Sunday morning we said our goodbyes, loaded the bikes into the truck (my chain was truely dead by this point) and drove back to LA. With daves help and more than a few suggestions I managed to clean the carbs, flush the radiator, melt my bash plate and fit a drip fed chain oiler. Monday afternoon I rode to Mid Cities and had my new chain and sprockets fitted. Now, with all but the fuel gauge working I had confidence in the bike again. I was to spend one more night with Dave before heading back on the road. When he got back from work Dave decided it was time to unload some of his old gear so I have recently aquired a new bed roll and winter gloves. A small bit of America will now travel with me wherever I go whether I like it or not.
Since leaving LA I have once again met up with Bronwyn, a crazy Aussie chick with a welsh name who once lived in Dublin, Edingburgh and Seattle who is now on a trans-america trip. We met up in Joshua tree NP and camped the night there. The next morning we loaded the bikes in brilliant sunshine and, on the bare minimum of gear headed through Joshua Tree and on to....... You guessed it..... BUCKEYE!
Yes, the grand city of Buckeye is where we are currently residing in a stupidly overpriced motel with about a million truckers. It's as backwater as the name suggests but its a bed and a shower. God knows I needed one. Tomorrow we head to Tucson then Amado for the Overland Expo where I hope to find more sponsorship and pick up the last few bits and peices I need before heading into Mexico.

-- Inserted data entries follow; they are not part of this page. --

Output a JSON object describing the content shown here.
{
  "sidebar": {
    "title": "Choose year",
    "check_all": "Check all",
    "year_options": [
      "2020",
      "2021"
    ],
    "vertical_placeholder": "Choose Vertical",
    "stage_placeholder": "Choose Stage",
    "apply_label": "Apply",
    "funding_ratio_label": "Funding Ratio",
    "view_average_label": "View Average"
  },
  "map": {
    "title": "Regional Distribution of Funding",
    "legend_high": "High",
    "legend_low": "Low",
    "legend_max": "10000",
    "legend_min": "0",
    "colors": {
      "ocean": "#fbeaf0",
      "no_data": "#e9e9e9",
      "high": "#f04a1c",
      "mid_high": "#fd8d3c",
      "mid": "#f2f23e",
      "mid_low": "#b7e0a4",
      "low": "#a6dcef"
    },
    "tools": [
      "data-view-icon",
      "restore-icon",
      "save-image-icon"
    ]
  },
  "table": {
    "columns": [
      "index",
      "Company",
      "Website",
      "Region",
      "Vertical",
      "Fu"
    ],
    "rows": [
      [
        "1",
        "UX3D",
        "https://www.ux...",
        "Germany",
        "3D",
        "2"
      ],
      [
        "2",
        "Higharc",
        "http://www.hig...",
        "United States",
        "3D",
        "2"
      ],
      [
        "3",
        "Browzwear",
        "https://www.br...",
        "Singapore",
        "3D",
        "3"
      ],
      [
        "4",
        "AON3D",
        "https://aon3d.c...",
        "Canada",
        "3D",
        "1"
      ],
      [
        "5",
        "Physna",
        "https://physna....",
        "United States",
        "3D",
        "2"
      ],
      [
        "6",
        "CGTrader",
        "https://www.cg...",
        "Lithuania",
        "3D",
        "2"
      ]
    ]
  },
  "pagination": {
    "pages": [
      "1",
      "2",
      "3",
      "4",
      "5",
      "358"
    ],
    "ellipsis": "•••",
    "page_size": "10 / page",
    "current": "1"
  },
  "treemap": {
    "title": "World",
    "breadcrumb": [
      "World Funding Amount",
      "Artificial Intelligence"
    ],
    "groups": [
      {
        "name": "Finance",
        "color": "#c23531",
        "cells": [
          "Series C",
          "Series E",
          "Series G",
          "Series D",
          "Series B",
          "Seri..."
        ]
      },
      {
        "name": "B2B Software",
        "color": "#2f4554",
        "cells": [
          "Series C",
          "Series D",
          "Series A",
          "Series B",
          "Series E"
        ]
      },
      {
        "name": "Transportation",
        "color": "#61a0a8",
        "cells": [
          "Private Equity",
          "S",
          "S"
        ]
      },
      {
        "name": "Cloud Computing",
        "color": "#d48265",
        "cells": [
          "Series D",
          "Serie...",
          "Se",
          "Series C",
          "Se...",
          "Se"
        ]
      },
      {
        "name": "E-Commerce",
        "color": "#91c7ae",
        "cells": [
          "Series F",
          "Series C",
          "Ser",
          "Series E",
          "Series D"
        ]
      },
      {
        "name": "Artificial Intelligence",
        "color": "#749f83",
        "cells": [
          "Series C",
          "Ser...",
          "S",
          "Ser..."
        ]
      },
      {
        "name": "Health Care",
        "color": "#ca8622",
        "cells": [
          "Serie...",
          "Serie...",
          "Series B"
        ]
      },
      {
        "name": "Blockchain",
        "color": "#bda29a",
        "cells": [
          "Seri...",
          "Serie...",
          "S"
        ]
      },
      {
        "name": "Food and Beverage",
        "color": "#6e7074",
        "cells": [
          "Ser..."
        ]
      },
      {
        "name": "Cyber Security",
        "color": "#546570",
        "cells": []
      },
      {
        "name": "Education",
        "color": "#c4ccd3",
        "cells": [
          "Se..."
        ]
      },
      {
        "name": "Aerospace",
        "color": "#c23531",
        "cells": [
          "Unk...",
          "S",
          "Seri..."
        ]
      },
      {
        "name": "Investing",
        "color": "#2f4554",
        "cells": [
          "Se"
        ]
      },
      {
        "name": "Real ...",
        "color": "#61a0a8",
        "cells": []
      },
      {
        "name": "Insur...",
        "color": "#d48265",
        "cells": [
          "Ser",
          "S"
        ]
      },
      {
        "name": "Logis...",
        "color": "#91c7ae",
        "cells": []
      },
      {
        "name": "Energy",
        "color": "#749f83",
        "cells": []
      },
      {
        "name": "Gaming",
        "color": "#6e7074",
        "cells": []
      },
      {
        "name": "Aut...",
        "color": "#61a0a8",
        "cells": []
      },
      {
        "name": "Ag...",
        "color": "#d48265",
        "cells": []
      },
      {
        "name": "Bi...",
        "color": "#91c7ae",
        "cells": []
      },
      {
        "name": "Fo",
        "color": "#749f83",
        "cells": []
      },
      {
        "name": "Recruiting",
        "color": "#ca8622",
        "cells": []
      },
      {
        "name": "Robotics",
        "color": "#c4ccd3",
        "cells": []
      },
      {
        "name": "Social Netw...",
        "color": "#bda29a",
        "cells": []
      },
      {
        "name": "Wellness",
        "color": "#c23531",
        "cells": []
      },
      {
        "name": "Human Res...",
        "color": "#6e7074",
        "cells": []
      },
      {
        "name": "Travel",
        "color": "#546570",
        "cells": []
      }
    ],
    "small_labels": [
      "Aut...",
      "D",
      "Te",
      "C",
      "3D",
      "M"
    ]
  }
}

I was not prepared for the States but hopefully with the help of a few friends I am now ready to go on.
|On the way to LA trying to outrun the clouds. I failed!|
|Still going down Hwy 1, Finally some georgous weather|
|On a dark desert highway, cool wind in my hair.....|
|Camping with the folks from ADVrider|
|Water in the desert|
| Can he make it?|
|Rob, Oliver and Bronwyn at 283ft below sea level|
|Would sir like chips with his salt?|
|The Death Valley salt flats|
|Joshua Tree National Park|
|Skull Rock, so named because......|
|Just before the sunset at the campground.|
|The setting sun|
|A pretty serious Joshua Tree|
|My highly organised tent|
|Hiding from the sun|
|A final shot of the JT National Park|